Ben Nevis is also part of the three peaks challenge, and although a busy mountain in terms of hikers, it offers a great combination of gradual walking trail, maintained trails and footpaths, steep uneven ground and open scree. We set off at 7 am, heading for the trailhead. The weather on this way was poor, with low cloud and drizzle. The forecast showed the barometer lifting and expecting clear spells in the afternoon. After carefully consulting our options, we decided that an ascent was manageable and we split into several small hiking groups, with check-in points along the trail. As we started our descent, the trail changed from grassland into maintained paths. On popular hiking trails in the UK, it is common to see maintained trails that direct the flow of foot traffic to prevent erosion of the mountainside.
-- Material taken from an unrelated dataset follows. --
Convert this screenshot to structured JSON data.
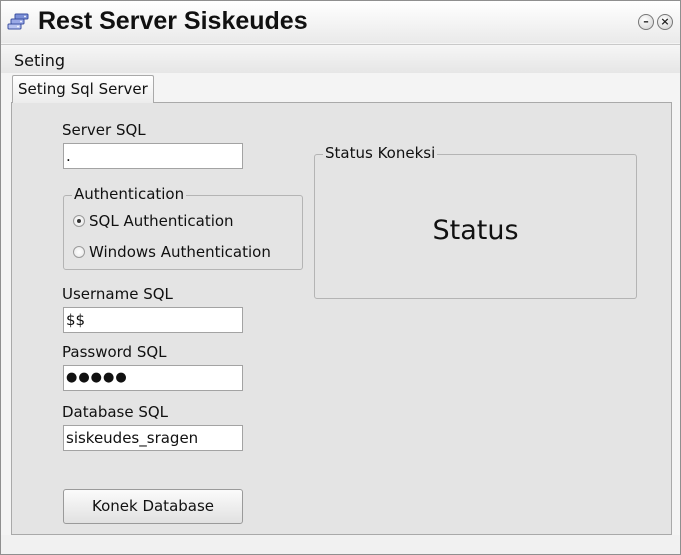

On Ben Nevis, the maintained trails and paths are good and well defined, more so than the soft sandstone and shallow paths on the Brecon Beacons, where many years of hikers have widened the trails to bare soil and rock, sometimes in excess of tens of meters. Our trail followed several switchbacks. We were able to follow our progress on the OS Maps we were carrying, using map and compass for navigation to understand where we were in relation to the peak. With low cloud cover, visibility was limited with the occasional clear break as clouds scudded by. We arrived at the summit shortly after 11 am. The summit is marked with a very large cairn mound, large enough we were able to all congregate for a summit photo! After a rest and lunch, we started our descent in groups. The hard ground made the descent difficult as the rocks were slippery from the morning cloud, and the ground was continuously dropping and uneven. As we came off the summit, the cloud lifted and we were able to see where we were in relation to the peaks and valleys surrounding us. We were met with a fabulous view of the area, including a large lake that we had walked around without seeing on the ascent, and our small campground dotted way in the distance! Ben Nevis was the last of our mountain hikes and represented the end of our adventure activities. From now on we were heading back down through Scotland and England towards London and Gatwick Airport. We dropped some youth off on the way to meet their parents who had traveled to the UK to meet them for ongoing trips through Scotland and Europe.
The UK Expedition was spread over 2 weeks. In that time, we traveled the width and length of England, Wales, and Scotland, went caving in two areas of England, climbed 5 major peaks, visited several cities and scout groups along the way and forged relationships with many youth from the UK Scouting movement. The trip provided us with memories that we will always cherish, friendships that are now much stronger, and the knowledge that through hard work and planning, we are able to bring together our skills to create an experience that will never be forgotten.